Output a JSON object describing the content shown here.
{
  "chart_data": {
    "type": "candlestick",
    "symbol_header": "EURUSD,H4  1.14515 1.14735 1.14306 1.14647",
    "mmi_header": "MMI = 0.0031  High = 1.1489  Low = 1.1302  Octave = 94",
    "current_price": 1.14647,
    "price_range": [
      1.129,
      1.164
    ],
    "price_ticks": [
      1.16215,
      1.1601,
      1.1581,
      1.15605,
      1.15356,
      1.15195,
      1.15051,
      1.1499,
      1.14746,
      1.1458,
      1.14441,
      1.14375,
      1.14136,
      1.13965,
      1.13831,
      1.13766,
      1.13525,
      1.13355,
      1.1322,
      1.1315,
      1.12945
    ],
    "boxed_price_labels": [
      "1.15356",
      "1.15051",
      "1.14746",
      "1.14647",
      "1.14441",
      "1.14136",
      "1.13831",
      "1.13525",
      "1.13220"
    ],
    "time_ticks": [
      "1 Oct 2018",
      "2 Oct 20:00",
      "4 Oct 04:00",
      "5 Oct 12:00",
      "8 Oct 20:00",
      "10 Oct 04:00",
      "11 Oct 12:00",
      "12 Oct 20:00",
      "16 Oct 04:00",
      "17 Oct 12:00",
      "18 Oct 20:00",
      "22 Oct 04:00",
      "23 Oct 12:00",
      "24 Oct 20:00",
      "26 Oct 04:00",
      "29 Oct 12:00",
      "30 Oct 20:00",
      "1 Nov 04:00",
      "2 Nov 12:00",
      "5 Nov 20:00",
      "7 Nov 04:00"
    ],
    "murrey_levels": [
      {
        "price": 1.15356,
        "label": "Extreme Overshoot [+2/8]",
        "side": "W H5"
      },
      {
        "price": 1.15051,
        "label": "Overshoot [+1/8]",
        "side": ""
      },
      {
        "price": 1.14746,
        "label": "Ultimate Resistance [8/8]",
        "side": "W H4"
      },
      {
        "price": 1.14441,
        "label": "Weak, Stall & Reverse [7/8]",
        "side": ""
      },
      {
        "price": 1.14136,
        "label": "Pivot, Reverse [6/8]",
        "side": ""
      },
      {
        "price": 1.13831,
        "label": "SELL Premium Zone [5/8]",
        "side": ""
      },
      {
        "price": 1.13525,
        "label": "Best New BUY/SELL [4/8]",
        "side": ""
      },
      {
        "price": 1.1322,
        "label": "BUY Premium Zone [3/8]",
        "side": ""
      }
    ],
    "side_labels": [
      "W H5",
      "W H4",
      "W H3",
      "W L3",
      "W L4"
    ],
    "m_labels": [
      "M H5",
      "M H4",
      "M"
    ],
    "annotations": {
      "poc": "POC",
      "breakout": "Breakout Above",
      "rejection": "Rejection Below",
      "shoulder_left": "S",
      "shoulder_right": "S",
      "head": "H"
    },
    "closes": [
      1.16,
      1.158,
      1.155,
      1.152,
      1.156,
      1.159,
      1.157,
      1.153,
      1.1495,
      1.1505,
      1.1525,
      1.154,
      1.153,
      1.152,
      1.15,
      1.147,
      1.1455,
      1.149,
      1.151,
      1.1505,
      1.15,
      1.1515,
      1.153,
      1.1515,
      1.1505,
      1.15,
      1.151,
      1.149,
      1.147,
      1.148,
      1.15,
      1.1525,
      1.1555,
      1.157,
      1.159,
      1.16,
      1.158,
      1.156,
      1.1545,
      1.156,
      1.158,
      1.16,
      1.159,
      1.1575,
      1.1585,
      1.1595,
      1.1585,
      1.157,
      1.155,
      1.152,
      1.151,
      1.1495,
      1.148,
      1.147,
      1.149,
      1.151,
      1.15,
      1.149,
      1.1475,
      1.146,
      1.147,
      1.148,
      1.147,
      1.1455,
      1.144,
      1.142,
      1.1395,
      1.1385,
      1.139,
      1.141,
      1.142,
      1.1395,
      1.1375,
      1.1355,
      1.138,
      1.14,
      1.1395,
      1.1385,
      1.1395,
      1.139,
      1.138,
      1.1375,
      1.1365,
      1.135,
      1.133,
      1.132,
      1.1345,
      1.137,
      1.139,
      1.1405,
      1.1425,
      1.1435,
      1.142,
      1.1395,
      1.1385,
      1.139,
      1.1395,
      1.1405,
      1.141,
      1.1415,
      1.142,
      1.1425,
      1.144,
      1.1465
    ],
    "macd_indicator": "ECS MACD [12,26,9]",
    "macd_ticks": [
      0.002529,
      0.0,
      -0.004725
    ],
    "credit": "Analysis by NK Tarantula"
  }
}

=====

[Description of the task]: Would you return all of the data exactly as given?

[Task answer]:
Output a JSON object describing the content shown here.
{
  "chart_data": {
    "type": "candlestick",
    "symbol_header": "EURUSD,H4  1.14515 1.14735 1.14306 1.14647",
    "mmi_header": "MMI = 0.0031  High = 1.1489  Low = 1.1302  Octave = 94",
    "current_price": 1.14647,
    "price_range": [
      1.129,
      1.164
    ],
    "price_ticks": [
      1.16215,
      1.1601,
      1.1581,
      1.15605,
      1.15356,
      1.15195,
      1.15051,
      1.1499,
      1.14746,
      1.1458,
      1.14441,
      1.14375,
      1.14136,
      1.13965,
      1.13831,
      1.13766,
      1.13525,
      1.13355,
      1.1322,
      1.1315,
      1.12945
    ],
    "boxed_price_labels": [
      "1.15356",
      "1.15051",
      "1.14746",
      "1.14647",
      "1.14441",
      "1.14136",
      "1.13831",
      "1.13525",
      "1.13220"
    ],
    "time_ticks": [
      "1 Oct 2018",
      "2 Oct 20:00",
      "4 Oct 04:00",
      "5 Oct 12:00",
      "8 Oct 20:00",
      "10 Oct 04:00",
      "11 Oct 12:00",
      "12 Oct 20:00",
      "16 Oct 04:00",
      "17 Oct 12:00",
      "18 Oct 20:00",
      "22 Oct 04:00",
      "23 Oct 12:00",
      "24 Oct 20:00",
      "26 Oct 04:00",
      "29 Oct 12:00",
      "30 Oct 20:00",
      "1 Nov 04:00",
      "2 Nov 12:00",
      "5 Nov 20:00",
      "7 Nov 04:00"
    ],
    "murrey_levels": [
      {
        "price": 1.15356,
        "label": "Extreme Overshoot [+2/8]",
        "side": "W H5"
      },
      {
        "price": 1.15051,
        "label": "Overshoot [+1/8]",
        "side": ""
      },
      {
        "price": 1.14746,
        "label": "Ultimate Resistance [8/8]",
        "side": "W H4"
      },
      {
        "price": 1.14441,
        "label": "Weak, Stall & Reverse [7/8]",
        "side": ""
      },
      {
        "price": 1.14136,
        "label": "Pivot, Reverse [6/8]",
        "side": ""
      },
      {
        "price": 1.13831,
        "label": "SELL Premium Zone [5/8]",
        "side": ""
      },
      {
        "price": 1.13525,
        "label": "Best New BUY/SELL [4/8]",
        "side": ""
      },
      {
        "price": 1.1322,
        "label": "BUY Premium Zone [3/8]",
        "side": ""
      }
    ],
    "side_labels": [
      "W H5",
      "W H4",
      "W H3",
      "W L3",
      "W L4"
    ],
    "m_labels": [
      "M H5",
      "M H4",
      "M"
    ],
    "annotations": {
      "poc": "POC",
      "breakout": "Breakout Above",
      "rejection": "Rejection Below",
      "shoulder_left": "S",
      "shoulder_right": "S",
      "head": "H"
    },
    "closes": [
      1.16,
      1.158,
      1.155,
      1.152,
      1.156,
      1.159,
      1.157,
      1.153,
      1.1495,
      1.1505,
      1.1525,
      1.154,
      1.153,
      1.152,
      1.15,
      1.147,
      1.1455,
      1.149,
      1.151,
      1.1505,
      1.15,
      1.1515,
      1.153,
      1.1515,
      1.1505,
      1.15,
      1.151,
      1.149,
      1.147,
      1.148,
      1.15,
      1.1525,
      1.1555,
      1.157,
      1.159,
      1.16,
      1.158,
      1.156,
      1.1545,
      1.156,
      1.158,
      1.16,
      1.159,
      1.1575,
      1.1585,
      1.1595,
      1.1585,
      1.157,
      1.155,
      1.152,
      1.151,
      1.1495,
      1.148,
      1.147,
      1.149,
      1.151,
      1.15,
      1.149,
      1.1475,
      1.146,
      1.147,
      1.148,
      1.147,
      1.1455,
      1.144,
      1.142,
      1.1395,
      1.1385,
      1.139,
      1.141,
      1.142,
      1.1395,
      1.1375,
      1.1355,
      1.138,
      1.14,
      1.1395,
      1.1385,
      1.1395,
      1.139,
      1.138,
      1.1375,
      1.1365,
      1.135,
      1.133,
      1.132,
      1.1345,
      1.137,
      1.139,
      1.1405,
      1.1425,
      1.1435,
      1.142,
      1.1395,
      1.1385,
      1.139,
      1.1395,
      1.1405,
      1.141,
      1.1415,
      1.142,
      1.1425,
      1.144,
      1.1465
    ],
    "macd_indicator": "ECS MACD [12,26,9]",
    "macd_ticks": [
      0.002529,
      0.0,
      -0.004725
    ],
    "credit": "Analysis by NK Tarantula"
  }
}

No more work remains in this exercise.